Website and app data records
______

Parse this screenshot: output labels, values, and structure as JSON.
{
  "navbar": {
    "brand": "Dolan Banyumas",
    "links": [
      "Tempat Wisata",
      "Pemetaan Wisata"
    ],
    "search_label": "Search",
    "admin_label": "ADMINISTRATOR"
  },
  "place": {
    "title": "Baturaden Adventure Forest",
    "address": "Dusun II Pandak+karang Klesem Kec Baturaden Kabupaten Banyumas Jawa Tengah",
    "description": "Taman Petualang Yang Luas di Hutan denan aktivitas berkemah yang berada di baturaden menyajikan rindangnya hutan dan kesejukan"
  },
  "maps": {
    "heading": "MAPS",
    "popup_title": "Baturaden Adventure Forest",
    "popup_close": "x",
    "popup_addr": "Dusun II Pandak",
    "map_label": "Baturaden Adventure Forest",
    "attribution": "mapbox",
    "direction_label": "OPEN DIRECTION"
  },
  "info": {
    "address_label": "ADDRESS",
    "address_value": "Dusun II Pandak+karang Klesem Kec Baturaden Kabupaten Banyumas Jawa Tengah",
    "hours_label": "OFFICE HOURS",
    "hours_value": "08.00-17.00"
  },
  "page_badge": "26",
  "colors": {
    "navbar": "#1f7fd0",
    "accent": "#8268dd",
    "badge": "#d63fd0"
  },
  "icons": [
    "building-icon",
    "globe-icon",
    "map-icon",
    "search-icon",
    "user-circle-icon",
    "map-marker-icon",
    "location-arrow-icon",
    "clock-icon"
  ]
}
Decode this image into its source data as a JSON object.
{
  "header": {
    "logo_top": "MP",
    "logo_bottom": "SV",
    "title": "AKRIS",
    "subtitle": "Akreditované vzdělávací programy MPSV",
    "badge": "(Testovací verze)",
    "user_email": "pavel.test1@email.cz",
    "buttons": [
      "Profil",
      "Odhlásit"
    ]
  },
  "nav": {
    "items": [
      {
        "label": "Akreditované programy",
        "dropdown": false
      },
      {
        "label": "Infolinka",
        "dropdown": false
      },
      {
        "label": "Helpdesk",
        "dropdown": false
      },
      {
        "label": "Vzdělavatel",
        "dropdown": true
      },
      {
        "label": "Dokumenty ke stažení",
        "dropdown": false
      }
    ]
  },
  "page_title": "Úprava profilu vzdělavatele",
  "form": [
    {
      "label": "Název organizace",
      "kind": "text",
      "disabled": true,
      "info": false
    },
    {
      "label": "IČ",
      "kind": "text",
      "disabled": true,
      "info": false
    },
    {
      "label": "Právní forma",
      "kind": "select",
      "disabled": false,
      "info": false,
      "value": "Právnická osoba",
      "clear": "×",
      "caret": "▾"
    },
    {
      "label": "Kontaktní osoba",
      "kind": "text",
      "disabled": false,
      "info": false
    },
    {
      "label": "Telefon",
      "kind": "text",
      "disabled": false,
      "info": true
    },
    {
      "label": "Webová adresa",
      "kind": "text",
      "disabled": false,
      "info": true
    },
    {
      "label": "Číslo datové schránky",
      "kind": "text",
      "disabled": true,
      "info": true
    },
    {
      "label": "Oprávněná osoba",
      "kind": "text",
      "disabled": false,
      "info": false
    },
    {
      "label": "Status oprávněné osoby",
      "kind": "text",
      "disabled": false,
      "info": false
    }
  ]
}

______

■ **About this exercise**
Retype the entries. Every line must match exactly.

■ **Result of this exercise**
Parse this screenshot: output labels, values, and structure as JSON.
{
  "navbar": {
    "brand": "Dolan Banyumas",
    "links": [
      "Tempat Wisata",
      "Pemetaan Wisata"
    ],
    "search_label": "Search",
    "admin_label": "ADMINISTRATOR"
  },
  "place": {
    "title": "Baturaden Adventure Forest",
    "address": "Dusun II Pandak+karang Klesem Kec Baturaden Kabupaten Banyumas Jawa Tengah",
    "description": "Taman Petualang Yang Luas di Hutan denan aktivitas berkemah yang berada di baturaden menyajikan rindangnya hutan dan kesejukan"
  },
  "maps": {
    "heading": "MAPS",
    "popup_title": "Baturaden Adventure Forest",
    "popup_close": "x",
    "popup_addr": "Dusun II Pandak",
    "map_label": "Baturaden Adventure Forest",
    "attribution": "mapbox",
    "direction_label": "OPEN DIRECTION"
  },
  "info": {
    "address_label": "ADDRESS",
    "address_value": "Dusun II Pandak+karang Klesem Kec Baturaden Kabupaten Banyumas Jawa Tengah",
    "hours_label": "OFFICE HOURS",
    "hours_value": "08.00-17.00"
  },
  "page_badge": "26",
  "colors": {
    "navbar": "#1f7fd0",
    "accent": "#8268dd",
    "badge": "#d63fd0"
  },
  "icons": [
    "building-icon",
    "globe-icon",
    "map-icon",
    "search-icon",
    "user-circle-icon",
    "map-marker-icon",
    "location-arrow-icon",
    "clock-icon"
  ]
}
Decode this image into its source data as a JSON object.
{
  "header": {
    "logo_top": "MP",
    "logo_bottom": "SV",
    "title": "AKRIS",
    "subtitle": "Akreditované vzdělávací programy MPSV",
    "badge": "(Testovací verze)",
    "user_email": "pavel.test1@email.cz",
    "buttons": [
      "Profil",
      "Odhlásit"
    ]
  },
  "nav": {
    "items": [
      {
        "label": "Akreditované programy",
        "dropdown": false
      },
      {
        "label": "Infolinka",
        "dropdown": false
      },
      {
        "label": "Helpdesk",
        "dropdown": false
      },
      {
        "label": "Vzdělavatel",
        "dropdown": true
      },
      {
        "label": "Dokumenty ke stažení",
        "dropdown": false
      }
    ]
  },
  "page_title": "Úprava profilu vzdělavatele",
  "form": [
    {
      "label": "Název organizace",
      "kind": "text",
      "disabled": true,
      "info": false
    },
    {
      "label": "IČ",
      "kind": "text",
      "disabled": true,
      "info": false
    },
    {
      "label": "Právní forma",
      "kind": "select",
      "disabled": false,
      "info": false,
      "value": "Právnická osoba",
      "clear": "×",
      "caret": "▾"
    },
    {
      "label": "Kontaktní osoba",
      "kind": "text",
      "disabled": false,
      "info": false
    },
    {
      "label": "Telefon",
      "kind": "text",
      "disabled": false,
      "info": true
    },
    {
      "label": "Webová adresa",
      "kind": "text",
      "disabled": false,
      "info": true
    },
    {
      "label": "Číslo datové schránky",
      "kind": "text",
      "disabled": true,
      "info": true
    },
    {
      "label": "Oprávněná osoba",
      "kind": "text",
      "disabled": false,
      "info": false
    },
    {
      "label": "Status oprávněné osoby",
      "kind": "text",
      "disabled": false,
      "info": false
    }
  ]
}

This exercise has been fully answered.